**What is needed:**
Pictures aside, repeat the listing below exactly.

**Working data:**

= = = = =

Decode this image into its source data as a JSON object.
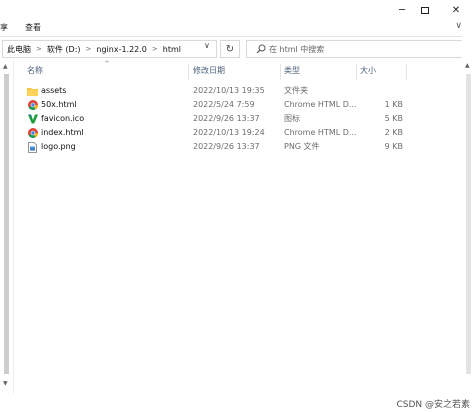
{
  "window": {
    "minimize_glyph": "─",
    "close_glyph": "✕"
  },
  "ribbon": {
    "tab_share": "享",
    "tab_view": "查看",
    "expand_glyph": "∨"
  },
  "address": {
    "crumbs": [
      "此电脑",
      "软件 (D:)",
      "nginx-1.22.0",
      "html"
    ],
    "separator_glyph": ">",
    "dropdown_glyph": "∨",
    "refresh_glyph": "↻"
  },
  "search": {
    "placeholder": "在 html 中搜索"
  },
  "columns": {
    "name": "名称",
    "date": "修改日期",
    "type": "类型",
    "size": "大小",
    "sort_glyph": "^"
  },
  "files": [
    {
      "name": "assets",
      "date": "2022/10/13 19:35",
      "type": "文件夹",
      "size": "",
      "icon": "folder-icon"
    },
    {
      "name": "50x.html",
      "date": "2022/5/24 7:59",
      "type": "Chrome HTML D...",
      "size": "1 KB",
      "icon": "chrome-icon"
    },
    {
      "name": "favicon.ico",
      "date": "2022/9/26 13:37",
      "type": "图标",
      "size": "5 KB",
      "icon": "nginx-v-icon"
    },
    {
      "name": "index.html",
      "date": "2022/10/13 19:24",
      "type": "Chrome HTML D...",
      "size": "2 KB",
      "icon": "chrome-icon"
    },
    {
      "name": "logo.png",
      "date": "2022/9/26 13:37",
      "type": "PNG 文件",
      "size": "9 KB",
      "icon": "image-file-icon"
    }
  ],
  "watermark": "CSDN @安之若素",
  "colors": {
    "folder": "#f4c542",
    "chrome_red": "#db4437",
    "chrome_green": "#0f9d58",
    "chrome_yellow": "#f4b400",
    "chrome_blue": "#4285f4",
    "nginx_green": "#1a9c3c",
    "header_text": "#4c607a"
  }
}
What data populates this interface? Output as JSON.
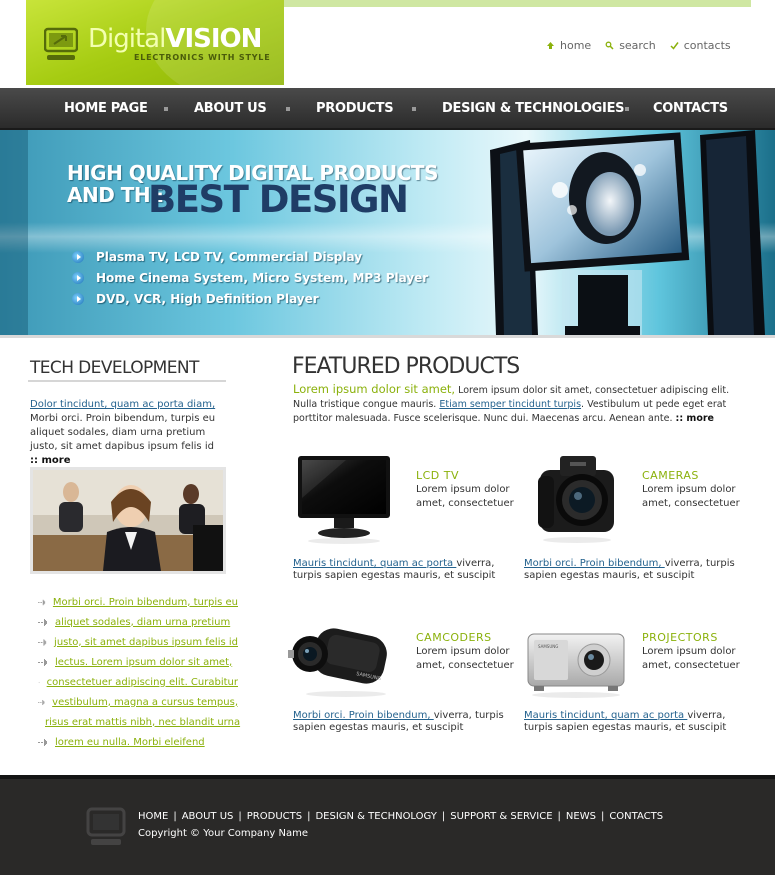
{
  "brand": {
    "word_light": "Digital",
    "word_bold": "VISION",
    "tagline": "ELECTRONICS WITH STYLE"
  },
  "top_links": [
    {
      "label": "home",
      "icon": "home-icon"
    },
    {
      "label": "search",
      "icon": "search-icon"
    },
    {
      "label": "contacts",
      "icon": "check-icon"
    }
  ],
  "nav": {
    "items": [
      "HOME PAGE",
      "ABOUT US",
      "PRODUCTS",
      "DESIGN & TECHNOLOGIES",
      "CONTACTS"
    ]
  },
  "banner": {
    "headline_line1": "HIGH QUALITY DIGITAL PRODUCTS",
    "headline_line2": "AND THE",
    "headline_big": "BEST DESIGN",
    "bullets": [
      "Plasma TV, LCD TV, Commercial Display",
      "Home Cinema System, Micro System, MP3 Player",
      "DVD, VCR, High Definition Player"
    ]
  },
  "sidebar": {
    "title": "TECH DEVELOPMENT",
    "intro_link": "Dolor tincidunt, quam ac porta diam,",
    "intro_text": "Morbi orci. Proin bibendum, turpis eu aliquet sodales, diam urna pretium justo, sit amet dapibus ipsum felis id",
    "more_label": "more",
    "links": [
      "Morbi orci. Proin bibendum, turpis eu",
      "aliquet sodales, diam urna pretium",
      "justo, sit amet dapibus ipsum felis id",
      "lectus. Lorem ipsum dolor sit amet,",
      "consectetuer adipiscing elit. Curabitur",
      "vestibulum, magna a cursus tempus,",
      "risus erat mattis nibh, nec blandit urna",
      "lorem eu nulla. Morbi eleifend"
    ]
  },
  "featured": {
    "title": "FEATURED PRODUCTS",
    "intro_highlight": "Lorem ipsum dolor sit amet,",
    "intro_text1": "Lorem ipsum dolor sit amet, consectetuer adipiscing elit. Nulla tristique congue mauris.",
    "intro_link": "Etiam semper tincidunt turpis",
    "intro_text2": ". Vestibulum ut pede eget erat porttitor malesuada. Fusce scelerisque. Nunc dui. Maecenas arcu. Aenean ante.",
    "more_label": "more",
    "products": [
      {
        "title": "LCD TV",
        "desc": "Lorem ipsum dolor amet, consectetuer",
        "foot_link": "Mauris tincidunt, quam ac porta ",
        "foot_text": "viverra, turpis sapien egestas mauris, et suscipit"
      },
      {
        "title": "CAMERAS",
        "desc": "Lorem ipsum dolor amet, consectetuer",
        "foot_link": "Morbi orci. Proin bibendum, ",
        "foot_text": "viverra, turpis sapien egestas mauris, et suscipit"
      },
      {
        "title": "CAMCODERS",
        "desc": "Lorem ipsum dolor amet, consectetuer",
        "foot_link": "Morbi orci. Proin bibendum, ",
        "foot_text": "viverra, turpis sapien egestas mauris, et suscipit"
      },
      {
        "title": "PROJECTORS",
        "desc": "Lorem ipsum dolor amet, consectetuer",
        "foot_link": "Mauris tincidunt, quam ac porta ",
        "foot_text": "viverra, turpis sapien egestas mauris, et suscipit"
      }
    ]
  },
  "footer": {
    "links": [
      "HOME",
      "ABOUT US",
      "PRODUCTS",
      "DESIGN & TECHNOLOGY",
      "SUPPORT & SERVICE",
      "NEWS",
      "CONTACTS"
    ],
    "copyright": "Copyright © Your Company Name"
  },
  "colors": {
    "accent_green": "#8bb10c",
    "link_blue": "#24628e",
    "nav_dark": "#2b2b2b",
    "footer_dark": "#2a2928"
  }
}
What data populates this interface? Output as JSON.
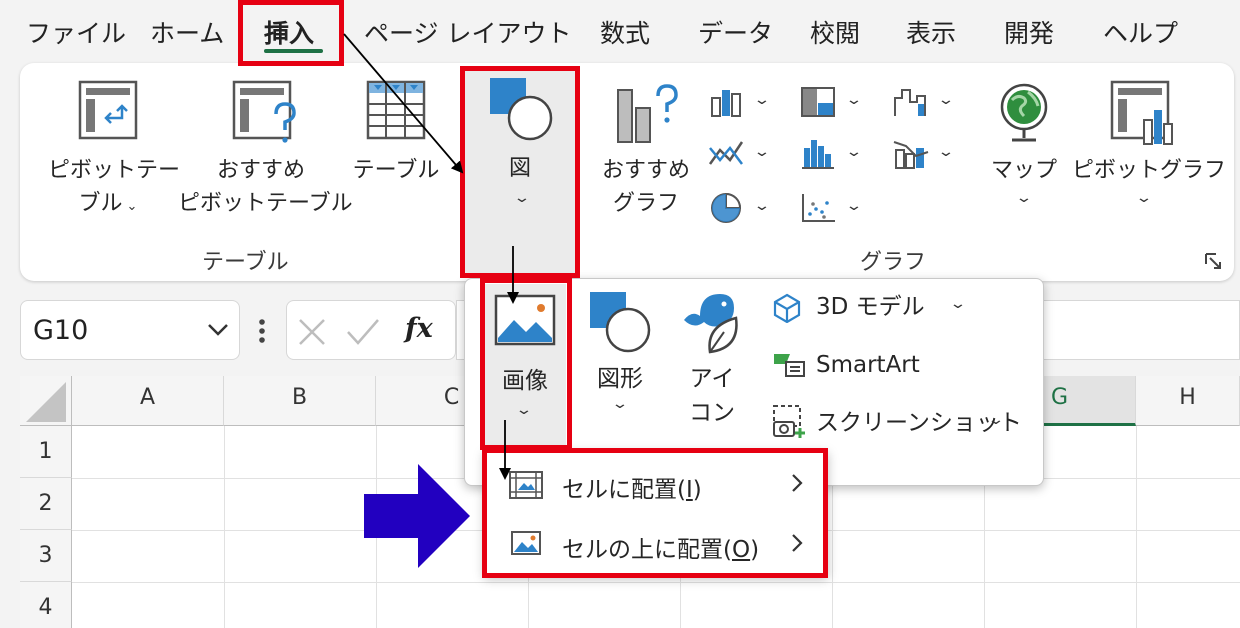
{
  "tabs": [
    "ファイル",
    "ホーム",
    "挿入",
    "ページ レイアウト",
    "数式",
    "データ",
    "校閲",
    "表示",
    "開発",
    "ヘルプ"
  ],
  "ribbon": {
    "pivot_table": [
      "ピボットテー",
      "ブル"
    ],
    "recommended_pivot": [
      "おすすめ",
      "ピボットテーブル"
    ],
    "table": "テーブル",
    "illustrations": "図",
    "recommended_charts": [
      "おすすめ",
      "グラフ"
    ],
    "maps": "マップ",
    "pivot_chart": "ピボットグラフ",
    "group_tables": "テーブル",
    "group_charts": "グラフ"
  },
  "formula_bar": {
    "name_box": "G10",
    "fx": "fx"
  },
  "grid": {
    "columns": [
      "A",
      "B",
      "C",
      "G",
      "H"
    ],
    "rows": [
      "1",
      "2",
      "3",
      "4"
    ]
  },
  "dropdown": {
    "picture": "画像",
    "shapes": "図形",
    "icons": [
      "アイ",
      "コン"
    ],
    "model_3d": "3D モデル",
    "smartart": "SmartArt",
    "screenshot": "スクリーンショット"
  },
  "submenu": {
    "place_in_cell": "セルに配置(",
    "place_in_cell_key": "I",
    "place_over_cells": "セルの上に配置(",
    "place_over_cells_key": "O",
    "close_paren": ")"
  },
  "colors": {
    "highlight": "#e60012",
    "accent_green": "#1e7145",
    "arrow_blue": "#2200c0",
    "icon_blue": "#2e83c9"
  }
}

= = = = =

**Task solution:**
Decode this image into its source data as a JSON object.
{
  "window": {
    "minimize_glyph": "─",
    "close_glyph": "✕"
  },
  "ribbon": {
    "tab_share": "享",
    "tab_view": "查看",
    "expand_glyph": "∨"
  },
  "address": {
    "crumbs": [
      "此电脑",
      "软件 (D:)",
      "nginx-1.22.0",
      "html"
    ],
    "separator_glyph": ">",
    "dropdown_glyph": "∨",
    "refresh_glyph": "↻"
  },
  "search": {
    "placeholder": "在 html 中搜索"
  },
  "columns": {
    "name": "名称",
    "date": "修改日期",
    "type": "类型",
    "size": "大小",
    "sort_glyph": "^"
  },
  "files": [
    {
      "name": "assets",
      "date": "2022/10/13 19:35",
      "type": "文件夹",
      "size": "",
      "icon": "folder-icon"
    },
    {
      "name": "50x.html",
      "date": "2022/5/24 7:59",
      "type": "Chrome HTML D...",
      "size": "1 KB",
      "icon": "chrome-icon"
    },
    {
      "name": "favicon.ico",
      "date": "2022/9/26 13:37",
      "type": "图标",
      "size": "5 KB",
      "icon": "nginx-v-icon"
    },
    {
      "name": "index.html",
      "date": "2022/10/13 19:24",
      "type": "Chrome HTML D...",
      "size": "2 KB",
      "icon": "chrome-icon"
    },
    {
      "name": "logo.png",
      "date": "2022/9/26 13:37",
      "type": "PNG 文件",
      "size": "9 KB",
      "icon": "image-file-icon"
    }
  ],
  "watermark": "CSDN @安之若素",
  "colors": {
    "folder": "#f4c542",
    "chrome_red": "#db4437",
    "chrome_green": "#0f9d58",
    "chrome_yellow": "#f4b400",
    "chrome_blue": "#4285f4",
    "nginx_green": "#1a9c3c",
    "header_text": "#4c607a"
  }
}
What data populates this interface? Output as JSON.
{
  "brand": {
    "word_light": "Digital",
    "word_bold": "VISION",
    "tagline": "ELECTRONICS WITH STYLE"
  },
  "top_links": [
    {
      "label": "home",
      "icon": "home-icon"
    },
    {
      "label": "search",
      "icon": "search-icon"
    },
    {
      "label": "contacts",
      "icon": "check-icon"
    }
  ],
  "nav": {
    "items": [
      "HOME PAGE",
      "ABOUT US",
      "PRODUCTS",
      "DESIGN & TECHNOLOGIES",
      "CONTACTS"
    ]
  },
  "banner": {
    "headline_line1": "HIGH QUALITY DIGITAL PRODUCTS",
    "headline_line2": "AND THE",
    "headline_big": "BEST DESIGN",
    "bullets": [
      "Plasma TV, LCD TV, Commercial Display",
      "Home Cinema System, Micro System, MP3 Player",
      "DVD, VCR, High Definition Player"
    ]
  },
  "sidebar": {
    "title": "TECH DEVELOPMENT",
    "intro_link": "Dolor tincidunt, quam ac porta diam,",
    "intro_text": "Morbi orci. Proin bibendum, turpis eu aliquet sodales, diam urna pretium justo, sit amet dapibus ipsum felis id",
    "more_label": "more",
    "links": [
      "Morbi orci. Proin bibendum, turpis eu",
      "aliquet sodales, diam urna pretium",
      "justo, sit amet dapibus ipsum felis id",
      "lectus. Lorem ipsum dolor sit amet,",
      "consectetuer adipiscing elit. Curabitur",
      "vestibulum, magna a cursus tempus,",
      "risus erat mattis nibh, nec blandit urna",
      "lorem eu nulla. Morbi eleifend"
    ]
  },
  "featured": {
    "title": "FEATURED PRODUCTS",
    "intro_highlight": "Lorem ipsum dolor sit amet,",
    "intro_text1": "Lorem ipsum dolor sit amet, consectetuer adipiscing elit. Nulla tristique congue mauris.",
    "intro_link": "Etiam semper tincidunt turpis",
    "intro_text2": ". Vestibulum ut pede eget erat porttitor malesuada. Fusce scelerisque. Nunc dui. Maecenas arcu. Aenean ante.",
    "more_label": "more",
    "products": [
      {
        "title": "LCD TV",
        "desc": "Lorem ipsum dolor amet, consectetuer",
        "foot_link": "Mauris tincidunt, quam ac porta ",
        "foot_text": "viverra, turpis sapien egestas mauris, et suscipit"
      },
      {
        "title": "CAMERAS",
        "desc": "Lorem ipsum dolor amet, consectetuer",
        "foot_link": "Morbi orci. Proin bibendum, ",
        "foot_text": "viverra, turpis sapien egestas mauris, et suscipit"
      },
      {
        "title": "CAMCODERS",
        "desc": "Lorem ipsum dolor amet, consectetuer",
        "foot_link": "Morbi orci. Proin bibendum, ",
        "foot_text": "viverra, turpis sapien egestas mauris, et suscipit"
      },
      {
        "title": "PROJECTORS",
        "desc": "Lorem ipsum dolor amet, consectetuer",
        "foot_link": "Mauris tincidunt, quam ac porta ",
        "foot_text": "viverra, turpis sapien egestas mauris, et suscipit"
      }
    ]
  },
  "footer": {
    "links": [
      "HOME",
      "ABOUT US",
      "PRODUCTS",
      "DESIGN & TECHNOLOGY",
      "SUPPORT & SERVICE",
      "NEWS",
      "CONTACTS"
    ],
    "copyright": "Copyright © Your Company Name"
  },
  "colors": {
    "accent_green": "#8bb10c",
    "link_blue": "#24628e",
    "nav_dark": "#2b2b2b",
    "footer_dark": "#2a2928"
  }
}
What data populates this interface? Output as JSON.
{
  "tabs": [
    "ファイル",
    "ホーム",
    "挿入",
    "ページ レイアウト",
    "数式",
    "データ",
    "校閲",
    "表示",
    "開発",
    "ヘルプ"
  ],
  "ribbon": {
    "pivot_table": [
      "ピボットテー",
      "ブル"
    ],
    "recommended_pivot": [
      "おすすめ",
      "ピボットテーブル"
    ],
    "table": "テーブル",
    "illustrations": "図",
    "recommended_charts": [
      "おすすめ",
      "グラフ"
    ],
    "maps": "マップ",
    "pivot_chart": "ピボットグラフ",
    "group_tables": "テーブル",
    "group_charts": "グラフ"
  },
  "formula_bar": {
    "name_box": "G10",
    "fx": "fx"
  },
  "grid": {
    "columns": [
      "A",
      "B",
      "C",
      "G",
      "H"
    ],
    "rows": [
      "1",
      "2",
      "3",
      "4"
    ]
  },
  "dropdown": {
    "picture": "画像",
    "shapes": "図形",
    "icons": [
      "アイ",
      "コン"
    ],
    "model_3d": "3D モデル",
    "smartart": "SmartArt",
    "screenshot": "スクリーンショット"
  },
  "submenu": {
    "place_in_cell": "セルに配置(",
    "place_in_cell_key": "I",
    "place_over_cells": "セルの上に配置(",
    "place_over_cells_key": "O",
    "close_paren": ")"
  },
  "colors": {
    "highlight": "#e60012",
    "accent_green": "#1e7145",
    "arrow_blue": "#2200c0",
    "icon_blue": "#2e83c9"
  }
}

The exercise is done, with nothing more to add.